In what I think is the most interesting passage in The Essex Result, the authors draw attention to the necessity of morality and the insistence that only when the good of the whole requires it may individual rights be trimmed, but they also argue that has to involve the individual surrendering (voluntarily?) his rights.
When men form themselves into society, and erect a body politic or State, they are to be considered as one moral whole, which is in possession of the supreme power of the State. This supreme power is composed of the powers of each individual collected together, and VOLUNTARILY parted with by him. No individual, in this case, parts with his unalienable rights, the supreme power therefore cannot controul them.
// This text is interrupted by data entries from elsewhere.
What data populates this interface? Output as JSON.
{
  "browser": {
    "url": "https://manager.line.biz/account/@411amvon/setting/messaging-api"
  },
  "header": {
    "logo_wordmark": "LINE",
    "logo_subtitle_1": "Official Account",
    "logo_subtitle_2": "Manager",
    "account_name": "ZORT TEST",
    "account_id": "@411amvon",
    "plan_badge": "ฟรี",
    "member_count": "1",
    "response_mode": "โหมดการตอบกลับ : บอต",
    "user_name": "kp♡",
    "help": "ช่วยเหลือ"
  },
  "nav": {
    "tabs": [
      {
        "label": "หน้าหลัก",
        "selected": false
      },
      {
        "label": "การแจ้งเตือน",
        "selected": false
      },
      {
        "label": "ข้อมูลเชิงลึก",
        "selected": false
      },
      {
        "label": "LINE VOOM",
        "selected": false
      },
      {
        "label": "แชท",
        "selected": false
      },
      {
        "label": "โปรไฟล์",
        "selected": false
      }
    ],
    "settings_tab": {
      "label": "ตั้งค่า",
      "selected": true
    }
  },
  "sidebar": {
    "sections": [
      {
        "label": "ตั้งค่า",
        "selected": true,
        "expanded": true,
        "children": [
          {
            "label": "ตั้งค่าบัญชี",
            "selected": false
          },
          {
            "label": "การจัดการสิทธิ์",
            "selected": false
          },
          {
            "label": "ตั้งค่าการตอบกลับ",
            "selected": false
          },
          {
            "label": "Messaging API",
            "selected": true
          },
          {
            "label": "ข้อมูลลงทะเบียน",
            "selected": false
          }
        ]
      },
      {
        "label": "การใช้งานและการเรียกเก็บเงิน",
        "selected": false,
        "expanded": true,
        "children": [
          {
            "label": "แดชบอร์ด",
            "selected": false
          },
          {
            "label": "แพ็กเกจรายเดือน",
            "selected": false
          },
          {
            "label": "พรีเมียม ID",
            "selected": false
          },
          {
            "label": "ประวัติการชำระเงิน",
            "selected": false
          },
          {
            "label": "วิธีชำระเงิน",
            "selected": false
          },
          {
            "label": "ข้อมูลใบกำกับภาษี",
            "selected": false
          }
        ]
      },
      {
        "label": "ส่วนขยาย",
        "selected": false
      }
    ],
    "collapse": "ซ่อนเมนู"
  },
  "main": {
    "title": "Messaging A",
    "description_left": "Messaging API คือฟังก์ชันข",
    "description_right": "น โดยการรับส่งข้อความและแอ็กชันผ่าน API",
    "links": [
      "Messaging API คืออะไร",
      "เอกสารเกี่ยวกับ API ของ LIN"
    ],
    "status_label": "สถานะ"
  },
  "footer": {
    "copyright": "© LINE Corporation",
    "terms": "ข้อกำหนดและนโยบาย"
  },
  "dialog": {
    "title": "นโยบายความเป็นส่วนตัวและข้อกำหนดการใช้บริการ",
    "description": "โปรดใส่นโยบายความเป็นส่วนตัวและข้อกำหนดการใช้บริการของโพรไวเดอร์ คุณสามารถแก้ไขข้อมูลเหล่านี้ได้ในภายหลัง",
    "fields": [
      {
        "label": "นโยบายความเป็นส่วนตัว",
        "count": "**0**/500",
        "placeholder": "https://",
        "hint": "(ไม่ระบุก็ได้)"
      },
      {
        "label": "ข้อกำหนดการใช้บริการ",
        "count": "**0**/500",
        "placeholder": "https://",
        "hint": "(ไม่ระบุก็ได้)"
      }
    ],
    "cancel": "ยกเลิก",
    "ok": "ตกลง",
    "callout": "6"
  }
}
Each individual also surrenders the power of controuling his natural alienable rights, ONLY WHEN THE GOOD OF THE WHOLE REQUIRES it.
Part of what makes politics so difficult, as we well know, is this constant balancing of individual rights with the good of the whole, particularly when groups assume what is good for them is good for the whole. But not only that: how can we successfully navigate competing conceptions of what is moral without having such disagreements devolve into violence? In that sense, The Essex Result provides us with the useful reminder that we need to back off ordinary politics when we are failing at basic ordering principles. When an athlete struggles at the game, the only solution is the return to fundamentals. There can be so much accretion of habit over and against these fundamentals that they can be difficult to recover (which is why good coaches drill the fundamentals endlessly).
The fundamentals are difficult to learn in the first place, but even harder to recover once lost. It is “an arduous task, not to be compassed perhaps by any human powers.” What is required are the right kinds of persons to attempt the task. We need people of high moral character and deep learning of history.
The man who alone undertakes to form a constitution, ought to be an unimpassioned being; one enlightened mind; biassed neither by the lust of power, the allurements of pleasure, nor the glitter of wealth; perfectly acquainted with all the alienable and unalienable rights of mankind; possessed of this grand truth, that all men are born equally free, and that no man ought to surrender any part of his natural rights, without receiving the greatest possible equivalent; and influenced by the impartial principles of rectitude and justice, without partiality for, or prejudice against the interest or professions of any individuals or class of men. He ought also to be master of the histories of all the empires and states which are now existing, and all those which have figured in antiquity, and thereby able to collect and blend their respective excellencies, and avoid those defects which experience hath pointed out.
- The Declaration of Independence states that our rights are “inalienable,” yet the Essex Result suggests that we have to accept some restrictions on our rights in order to enjoy the security of civic life. Are these claims contradictory?
- How do the standards of history instruction affect a democratic polity? Do we carefully examine the “respective excellencies” of different regimes, or are we too focused on defects?
- How is “the good of the whole” to be determined? What extent of agreement among citizens do you need for such a determination, or is that determination to be made only by one who is “an unimpassioned being”? Put another way: to what degree must self-interest be put aside in order to make a republic work? How does self-deception play into that?